Here's a quick debugging tip: when testing code, you can paste this line scattered throughout your code to get it to print out the last line executed:
A brief tip this week, but one that has eluded a lot of users I've observed: adding seconds to a DateTime or SysTime is as simple as using the + operator:
std.stdio is somewhat infamous for reusing its buffer: a significant potential performance enhancement (and definitely a right choice to have available, but not necessarily a good choice for the default, considering how many new users trip up on this), but also something users need to be aware of in order to .dup the buffer when needed.
Well, std.stdio is not the only place where mutable buffers cause a pitfall! std.zlib does not overwrite a buffer you pass it... but it does keep a reference to it, meaning YOU must not overwrite the buffer, or you will be liable to get an exception with the message "Data error".
Today, I want to write about comments. Yes, what code does should be easy to see from the name or the code itself. But why it is doing that is an entirely different story and that's where comments are uniquely useful.
Everybody knows /* add one to i */ i += 1; is useless. Even /* skip past closing character */ i += 1; is arguably best written as skipPastClosingCharacter(); or whatever.
This week's tip is courtesy of Mahdi Mohammadi and is How to create and use a D package.
To create a D package, you first need to have dub utility (plus D compiler, dmd). You can download pre-compiled dub binaries from here.
If you need to clear an associative array, some people try to assign  to it, and find it doesn't work. Instead, you can use = null to clear an AA.
On built-in arrays,  and null are basically the same thing, but  is typed T, with T deduced automatically from context or contents, and null has a special type all to itself (which you can reference in your code with typeof(null), which you can overload on, but remember ONLY the null literal has this type).  can implicitly convert to other array types, and thus, for example, int foo = ; works, but it can not convert to associated array types, so int[string] foo = ; does not work.

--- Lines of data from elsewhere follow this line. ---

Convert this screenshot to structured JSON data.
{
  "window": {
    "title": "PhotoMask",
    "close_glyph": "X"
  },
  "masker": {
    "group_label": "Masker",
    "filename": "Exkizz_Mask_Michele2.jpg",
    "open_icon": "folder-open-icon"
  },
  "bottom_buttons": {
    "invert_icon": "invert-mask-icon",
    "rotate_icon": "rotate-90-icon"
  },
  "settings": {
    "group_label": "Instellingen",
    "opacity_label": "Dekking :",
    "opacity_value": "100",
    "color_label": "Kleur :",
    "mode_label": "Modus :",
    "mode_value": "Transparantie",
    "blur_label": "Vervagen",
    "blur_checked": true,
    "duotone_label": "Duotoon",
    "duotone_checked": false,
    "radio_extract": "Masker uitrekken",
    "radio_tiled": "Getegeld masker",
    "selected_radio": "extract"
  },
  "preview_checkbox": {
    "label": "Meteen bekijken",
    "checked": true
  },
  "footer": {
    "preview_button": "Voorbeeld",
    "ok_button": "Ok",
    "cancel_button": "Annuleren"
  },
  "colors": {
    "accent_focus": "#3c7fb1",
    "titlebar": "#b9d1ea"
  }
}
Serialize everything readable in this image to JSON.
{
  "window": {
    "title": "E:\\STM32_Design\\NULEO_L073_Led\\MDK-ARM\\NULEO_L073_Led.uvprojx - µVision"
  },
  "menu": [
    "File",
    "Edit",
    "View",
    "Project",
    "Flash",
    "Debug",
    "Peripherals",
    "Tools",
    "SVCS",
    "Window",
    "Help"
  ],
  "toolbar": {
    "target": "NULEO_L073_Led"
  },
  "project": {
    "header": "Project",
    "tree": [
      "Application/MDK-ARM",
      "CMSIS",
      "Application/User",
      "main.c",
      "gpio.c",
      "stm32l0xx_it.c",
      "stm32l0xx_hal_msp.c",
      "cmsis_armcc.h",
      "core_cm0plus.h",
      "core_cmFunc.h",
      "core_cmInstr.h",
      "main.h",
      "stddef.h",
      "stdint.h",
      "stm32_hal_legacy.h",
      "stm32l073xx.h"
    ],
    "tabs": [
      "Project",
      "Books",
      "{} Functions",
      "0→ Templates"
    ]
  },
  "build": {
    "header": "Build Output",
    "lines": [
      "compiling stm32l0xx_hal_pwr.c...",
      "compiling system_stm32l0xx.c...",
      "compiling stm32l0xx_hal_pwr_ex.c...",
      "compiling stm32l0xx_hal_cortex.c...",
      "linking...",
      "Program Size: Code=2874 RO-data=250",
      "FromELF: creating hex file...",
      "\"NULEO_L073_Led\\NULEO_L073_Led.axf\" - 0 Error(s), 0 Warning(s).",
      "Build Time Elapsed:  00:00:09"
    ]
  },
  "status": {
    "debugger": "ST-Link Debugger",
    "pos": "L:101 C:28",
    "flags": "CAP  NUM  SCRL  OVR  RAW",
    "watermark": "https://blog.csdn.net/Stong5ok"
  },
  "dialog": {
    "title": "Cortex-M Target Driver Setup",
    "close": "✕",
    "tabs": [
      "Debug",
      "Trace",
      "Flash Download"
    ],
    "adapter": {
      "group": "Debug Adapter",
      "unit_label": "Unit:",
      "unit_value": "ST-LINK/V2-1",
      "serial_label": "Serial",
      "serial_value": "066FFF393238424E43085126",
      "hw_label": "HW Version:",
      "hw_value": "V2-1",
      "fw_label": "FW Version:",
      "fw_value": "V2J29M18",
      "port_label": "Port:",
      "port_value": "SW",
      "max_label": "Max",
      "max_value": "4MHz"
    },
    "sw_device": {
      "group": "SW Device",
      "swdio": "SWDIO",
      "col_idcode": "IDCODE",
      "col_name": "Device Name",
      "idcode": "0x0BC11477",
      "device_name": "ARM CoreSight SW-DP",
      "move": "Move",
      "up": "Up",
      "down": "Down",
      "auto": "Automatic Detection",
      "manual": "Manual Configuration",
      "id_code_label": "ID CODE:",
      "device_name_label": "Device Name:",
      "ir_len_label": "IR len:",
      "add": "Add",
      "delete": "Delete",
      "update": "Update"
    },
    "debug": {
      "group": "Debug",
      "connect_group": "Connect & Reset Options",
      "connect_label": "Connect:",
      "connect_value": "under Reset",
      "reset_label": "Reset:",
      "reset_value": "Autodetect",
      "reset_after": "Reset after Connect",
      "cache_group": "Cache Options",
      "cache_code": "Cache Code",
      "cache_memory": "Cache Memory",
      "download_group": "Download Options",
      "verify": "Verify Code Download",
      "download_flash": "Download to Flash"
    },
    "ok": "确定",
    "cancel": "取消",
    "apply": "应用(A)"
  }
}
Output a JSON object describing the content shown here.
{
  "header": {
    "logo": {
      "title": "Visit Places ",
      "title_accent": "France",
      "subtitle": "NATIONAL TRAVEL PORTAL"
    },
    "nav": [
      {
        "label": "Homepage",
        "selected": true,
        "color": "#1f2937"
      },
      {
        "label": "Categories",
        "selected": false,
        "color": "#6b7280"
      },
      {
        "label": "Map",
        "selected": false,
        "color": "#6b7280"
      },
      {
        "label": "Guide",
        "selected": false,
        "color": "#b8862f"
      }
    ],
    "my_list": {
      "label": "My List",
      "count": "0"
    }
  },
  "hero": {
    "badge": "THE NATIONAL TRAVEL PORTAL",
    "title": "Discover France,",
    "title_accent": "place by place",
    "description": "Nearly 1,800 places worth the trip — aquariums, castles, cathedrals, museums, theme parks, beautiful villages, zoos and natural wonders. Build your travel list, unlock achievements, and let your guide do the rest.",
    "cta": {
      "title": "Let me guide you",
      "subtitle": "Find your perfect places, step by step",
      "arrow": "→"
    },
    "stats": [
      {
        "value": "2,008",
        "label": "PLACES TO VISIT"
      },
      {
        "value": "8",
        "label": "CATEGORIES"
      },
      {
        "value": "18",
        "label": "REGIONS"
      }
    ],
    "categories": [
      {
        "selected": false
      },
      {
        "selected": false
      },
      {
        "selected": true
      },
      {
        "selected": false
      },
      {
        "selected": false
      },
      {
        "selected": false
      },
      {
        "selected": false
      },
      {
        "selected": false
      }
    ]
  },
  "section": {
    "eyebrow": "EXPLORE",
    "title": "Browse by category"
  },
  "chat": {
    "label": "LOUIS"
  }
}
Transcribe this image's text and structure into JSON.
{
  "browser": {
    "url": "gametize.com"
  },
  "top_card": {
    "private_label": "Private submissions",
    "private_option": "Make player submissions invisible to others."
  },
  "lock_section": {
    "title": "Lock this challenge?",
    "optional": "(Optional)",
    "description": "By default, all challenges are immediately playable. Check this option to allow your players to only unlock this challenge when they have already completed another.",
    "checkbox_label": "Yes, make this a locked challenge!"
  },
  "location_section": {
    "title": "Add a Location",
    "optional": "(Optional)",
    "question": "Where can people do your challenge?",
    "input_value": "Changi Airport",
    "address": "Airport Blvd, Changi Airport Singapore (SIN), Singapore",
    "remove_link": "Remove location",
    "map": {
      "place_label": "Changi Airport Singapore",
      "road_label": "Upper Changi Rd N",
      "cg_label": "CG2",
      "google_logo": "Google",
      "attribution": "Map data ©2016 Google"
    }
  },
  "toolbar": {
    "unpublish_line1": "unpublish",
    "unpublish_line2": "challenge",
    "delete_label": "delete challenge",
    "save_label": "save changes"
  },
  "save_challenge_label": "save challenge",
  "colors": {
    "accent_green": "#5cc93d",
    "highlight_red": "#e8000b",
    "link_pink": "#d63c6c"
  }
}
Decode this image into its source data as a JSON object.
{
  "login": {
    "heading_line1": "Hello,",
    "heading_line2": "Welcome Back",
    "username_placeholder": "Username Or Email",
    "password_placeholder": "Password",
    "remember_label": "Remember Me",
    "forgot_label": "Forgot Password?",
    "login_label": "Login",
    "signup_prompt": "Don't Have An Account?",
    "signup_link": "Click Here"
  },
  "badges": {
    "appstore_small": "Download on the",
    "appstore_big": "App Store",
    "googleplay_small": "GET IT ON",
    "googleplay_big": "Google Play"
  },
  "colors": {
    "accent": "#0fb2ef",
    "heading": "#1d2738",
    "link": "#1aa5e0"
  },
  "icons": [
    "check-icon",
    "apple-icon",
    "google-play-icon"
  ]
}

If you see an error message in Phobos along the lines of "no matching template for...", often adding .array right before it in the range pipeline will fix the problem.
This week, I wrote up a more detailed explanation with other alternative solutions on Stack Overflow to answer this FAQ and provide some background on why it works - and doesn't work - the way it is.
This week, I want to talk about techniques to decouple programs and minimize dependencies in D. Five techniques come to mind:
Java-style interfaces are available if your code fits static substitution well. With interfaces, you need to define a list of methods that you depend on inside the interface. Then, you write functions that take objects that statically fulfill this interface. User code can define other object that fulfil the same interface and are thus usable by your code, without your code necessarily being aware of any particular implementation.
V0.5.2 of Emsi's containers library was released this week, a library which I feel should get a little more attention.
Emsi is a company which uses D in data analysis software with some performance needs. To achieve their goal, they needed a collection of data containers to work with their data efficiently and wanted flexibility on memory allocation strategies to optimize in that area.